The Gash River Basin supplies water to Kassala city in eastern Sudan, but wells are drying up as the swelling population and agriculture use up precious water, leaving officials debating how to avoid thirst, desertification, and aridity.
Kassala city and its rural areas depend on the Gash River’s groundwater reserve which flows from the Eritrean highlands and is known as the Gash River Basin. This aquifer, or underground layer of water-bearing permeable rock, extends almost 50 kilometres into the Sudanese territory in the border village of Laffa, following the river downstream near the Gash Delta.
Kassala and its neighbouring areas including Aroma, Makali, Wad Sharifi and Wagar are reliant on the basin for their water supply, according to Engineer Mohamed Abdel Hay, Head of the Groundwater and Valleys Authority in Kassala State, under the Ministry of Water Resources and Electricity.
But this water source is increasingly erratic. The water level sunk in recent years, affected by a sharp rise in population and unregulated agriculture. The amount of water flowing into the basin every year is estimated at 98 million cubic metres, which fails to keep pace with an estimated annual consumption of 174 million cubic metres.
Abdel Hay explained that in some years decline reached a low record of seven metres, or 8 million cubic metres, imperilling the local access to water. “More than 60 wells completely dried up last summer,” he said.
A council of water users
This drought season was followed by strong rains in autumn which caused a rare 20-million-cubic-metre boost in the water reserves. But experts were aware that this unusual event was unlikely to recur in the near future. “So we decided to sound the alarm and suggested a number of urgent solutions,” Abdel Hay said.
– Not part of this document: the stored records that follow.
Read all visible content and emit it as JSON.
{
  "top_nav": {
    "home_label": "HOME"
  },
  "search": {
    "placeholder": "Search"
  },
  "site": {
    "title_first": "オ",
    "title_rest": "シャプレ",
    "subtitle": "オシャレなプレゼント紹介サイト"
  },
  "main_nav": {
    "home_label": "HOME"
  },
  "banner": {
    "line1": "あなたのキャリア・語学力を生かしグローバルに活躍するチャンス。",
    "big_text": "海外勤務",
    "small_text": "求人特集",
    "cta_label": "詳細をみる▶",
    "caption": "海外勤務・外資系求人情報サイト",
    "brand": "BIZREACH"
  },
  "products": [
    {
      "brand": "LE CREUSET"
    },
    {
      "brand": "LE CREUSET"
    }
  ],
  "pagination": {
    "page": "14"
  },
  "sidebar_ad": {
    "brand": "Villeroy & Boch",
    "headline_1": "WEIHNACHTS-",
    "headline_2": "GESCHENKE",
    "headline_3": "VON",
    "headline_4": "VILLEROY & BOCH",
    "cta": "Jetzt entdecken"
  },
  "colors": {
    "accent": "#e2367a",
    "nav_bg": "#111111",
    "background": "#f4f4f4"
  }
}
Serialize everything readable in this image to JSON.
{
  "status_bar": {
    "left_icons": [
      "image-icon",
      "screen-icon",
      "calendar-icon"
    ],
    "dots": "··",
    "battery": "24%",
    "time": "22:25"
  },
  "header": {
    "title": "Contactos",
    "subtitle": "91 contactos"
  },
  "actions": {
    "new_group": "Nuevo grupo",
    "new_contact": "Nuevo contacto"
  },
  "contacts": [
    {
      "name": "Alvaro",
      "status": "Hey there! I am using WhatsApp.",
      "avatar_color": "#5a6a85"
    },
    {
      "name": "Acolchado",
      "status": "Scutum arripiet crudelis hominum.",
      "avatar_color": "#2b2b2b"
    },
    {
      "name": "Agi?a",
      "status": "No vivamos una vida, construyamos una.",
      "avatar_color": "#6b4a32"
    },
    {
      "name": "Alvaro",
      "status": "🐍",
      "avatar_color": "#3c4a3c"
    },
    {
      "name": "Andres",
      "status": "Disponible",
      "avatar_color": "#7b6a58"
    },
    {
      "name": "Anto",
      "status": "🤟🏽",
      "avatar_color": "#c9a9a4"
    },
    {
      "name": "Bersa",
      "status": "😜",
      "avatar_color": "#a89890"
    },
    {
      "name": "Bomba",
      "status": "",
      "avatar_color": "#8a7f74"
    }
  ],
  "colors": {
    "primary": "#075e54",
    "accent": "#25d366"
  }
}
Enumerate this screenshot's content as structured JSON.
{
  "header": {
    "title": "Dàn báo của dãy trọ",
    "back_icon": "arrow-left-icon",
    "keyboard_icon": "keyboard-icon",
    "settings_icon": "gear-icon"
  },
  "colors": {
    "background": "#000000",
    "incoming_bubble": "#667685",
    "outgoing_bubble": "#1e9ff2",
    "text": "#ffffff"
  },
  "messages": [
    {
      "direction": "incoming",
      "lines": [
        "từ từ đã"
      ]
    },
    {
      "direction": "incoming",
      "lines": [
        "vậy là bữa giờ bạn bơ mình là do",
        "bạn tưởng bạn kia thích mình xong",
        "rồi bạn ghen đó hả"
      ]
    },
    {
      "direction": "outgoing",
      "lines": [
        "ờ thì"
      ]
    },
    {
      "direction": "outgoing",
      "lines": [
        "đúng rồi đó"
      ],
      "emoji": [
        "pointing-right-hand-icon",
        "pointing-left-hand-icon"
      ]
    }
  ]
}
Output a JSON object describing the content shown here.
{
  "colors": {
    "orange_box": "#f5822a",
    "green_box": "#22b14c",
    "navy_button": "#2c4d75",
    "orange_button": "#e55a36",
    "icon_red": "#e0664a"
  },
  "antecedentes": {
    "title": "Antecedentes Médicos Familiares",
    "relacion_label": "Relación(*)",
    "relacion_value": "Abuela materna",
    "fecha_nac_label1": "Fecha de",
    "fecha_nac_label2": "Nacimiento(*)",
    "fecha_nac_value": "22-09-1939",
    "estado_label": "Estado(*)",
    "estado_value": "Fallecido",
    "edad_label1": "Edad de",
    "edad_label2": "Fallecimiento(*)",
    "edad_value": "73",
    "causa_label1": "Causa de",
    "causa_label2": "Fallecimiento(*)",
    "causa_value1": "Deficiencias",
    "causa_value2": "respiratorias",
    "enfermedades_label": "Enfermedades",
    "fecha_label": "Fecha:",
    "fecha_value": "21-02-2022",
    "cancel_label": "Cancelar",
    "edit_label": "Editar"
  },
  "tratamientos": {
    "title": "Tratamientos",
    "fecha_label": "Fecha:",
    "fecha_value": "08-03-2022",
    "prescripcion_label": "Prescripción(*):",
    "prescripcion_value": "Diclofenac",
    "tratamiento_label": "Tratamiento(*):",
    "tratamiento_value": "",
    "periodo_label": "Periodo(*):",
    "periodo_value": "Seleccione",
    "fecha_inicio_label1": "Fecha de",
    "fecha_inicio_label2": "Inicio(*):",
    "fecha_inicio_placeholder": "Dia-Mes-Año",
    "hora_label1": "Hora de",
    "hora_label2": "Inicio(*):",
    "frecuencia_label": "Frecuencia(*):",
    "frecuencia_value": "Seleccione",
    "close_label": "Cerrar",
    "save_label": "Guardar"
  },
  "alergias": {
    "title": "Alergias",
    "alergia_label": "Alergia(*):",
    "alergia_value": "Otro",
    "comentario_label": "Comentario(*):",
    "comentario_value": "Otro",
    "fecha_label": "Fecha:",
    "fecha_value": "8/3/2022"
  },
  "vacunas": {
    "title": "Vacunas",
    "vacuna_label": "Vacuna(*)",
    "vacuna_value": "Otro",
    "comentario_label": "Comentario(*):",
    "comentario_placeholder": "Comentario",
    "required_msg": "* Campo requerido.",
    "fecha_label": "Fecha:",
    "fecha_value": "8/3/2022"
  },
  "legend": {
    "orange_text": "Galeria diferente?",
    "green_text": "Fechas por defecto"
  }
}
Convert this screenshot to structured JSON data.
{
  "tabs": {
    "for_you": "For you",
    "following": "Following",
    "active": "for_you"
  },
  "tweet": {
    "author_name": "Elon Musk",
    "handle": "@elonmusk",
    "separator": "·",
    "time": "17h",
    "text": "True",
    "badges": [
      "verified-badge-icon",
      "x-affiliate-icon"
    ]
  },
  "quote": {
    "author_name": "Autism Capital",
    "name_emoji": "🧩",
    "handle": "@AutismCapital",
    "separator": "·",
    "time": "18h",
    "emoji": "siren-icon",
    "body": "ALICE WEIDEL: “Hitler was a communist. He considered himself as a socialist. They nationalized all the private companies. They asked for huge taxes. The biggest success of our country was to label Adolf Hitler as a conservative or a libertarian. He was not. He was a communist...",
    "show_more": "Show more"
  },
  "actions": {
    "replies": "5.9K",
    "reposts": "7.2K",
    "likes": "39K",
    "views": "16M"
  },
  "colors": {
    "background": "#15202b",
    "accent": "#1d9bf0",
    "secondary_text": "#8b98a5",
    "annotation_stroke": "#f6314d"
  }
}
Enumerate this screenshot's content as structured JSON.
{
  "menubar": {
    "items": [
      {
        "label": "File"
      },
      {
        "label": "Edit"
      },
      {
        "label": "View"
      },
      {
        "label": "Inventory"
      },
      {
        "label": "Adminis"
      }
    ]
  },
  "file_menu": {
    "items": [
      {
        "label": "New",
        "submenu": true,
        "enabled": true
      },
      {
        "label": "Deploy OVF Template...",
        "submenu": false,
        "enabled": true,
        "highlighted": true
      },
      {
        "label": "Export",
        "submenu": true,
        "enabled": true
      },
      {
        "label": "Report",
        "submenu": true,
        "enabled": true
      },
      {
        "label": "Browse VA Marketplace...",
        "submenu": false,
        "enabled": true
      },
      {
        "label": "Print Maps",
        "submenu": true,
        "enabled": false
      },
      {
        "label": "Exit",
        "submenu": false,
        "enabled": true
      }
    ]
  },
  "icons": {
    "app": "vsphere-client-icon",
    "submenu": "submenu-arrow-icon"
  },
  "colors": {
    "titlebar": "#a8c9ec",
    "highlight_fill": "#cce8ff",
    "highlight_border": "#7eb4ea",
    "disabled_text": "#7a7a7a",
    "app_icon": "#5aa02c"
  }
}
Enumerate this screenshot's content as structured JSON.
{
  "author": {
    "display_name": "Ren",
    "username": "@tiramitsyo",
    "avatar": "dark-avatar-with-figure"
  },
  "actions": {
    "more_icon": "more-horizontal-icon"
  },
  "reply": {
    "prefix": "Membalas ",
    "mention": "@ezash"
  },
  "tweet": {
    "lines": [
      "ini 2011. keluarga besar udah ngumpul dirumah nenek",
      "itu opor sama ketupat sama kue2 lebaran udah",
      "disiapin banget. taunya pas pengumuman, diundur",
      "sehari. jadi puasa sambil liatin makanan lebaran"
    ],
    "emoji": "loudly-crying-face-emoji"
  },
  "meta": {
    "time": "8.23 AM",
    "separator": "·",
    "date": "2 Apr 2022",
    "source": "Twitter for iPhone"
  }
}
The Groundwater and Valleys Authority in Kassala proposed a number of solutions including the creation of a canal from the Setit River, about 100 kilometres away, to help recharge the renewable aquifer. Another solution was to replenish the main aquifer through the creation of large basins which would store river water during the season when the river flows, thus helping provide more water for the main aquifer. The authority also said it was necessary to form a council composed of all concerned parties.
Adding to the pressure on water is the fact that Kassala’s horticulture extends more than 600 kilometres, making it the largest area of horticultural cultivation in Sudan. Experts say this water-intensive land use could be rationalised by concentrating on crops, which require just small quantities of water or, by introducing modern irrigation technologies, including so-called pivot and drip irrigation systems.
The union of fruit and vegetable farmers in Kassala State are trying to end widespread wastage of precious water, according to Kerar Sayed Ahmed, the Union’s Secretary. “As a union we signed agreements with Kassala’s state banks to provide the needed loans for farmers to enable them use of modern irrigation systems,” he explained, adding that the union is launching awareness programmes aimed at educating people about the best ways to use the Gash River groundwater reserves.
Yet despite having referred these proposals to the Kassala State government and the Federal Ministry for Irrigation and Water Resources, Mohamed Abdel Hay said he had not yet received any response. He feared that the Groundwater and Valleys Authority’s ideas to prevent a regional water shortage would remain a pipe dream for the foreseeable future.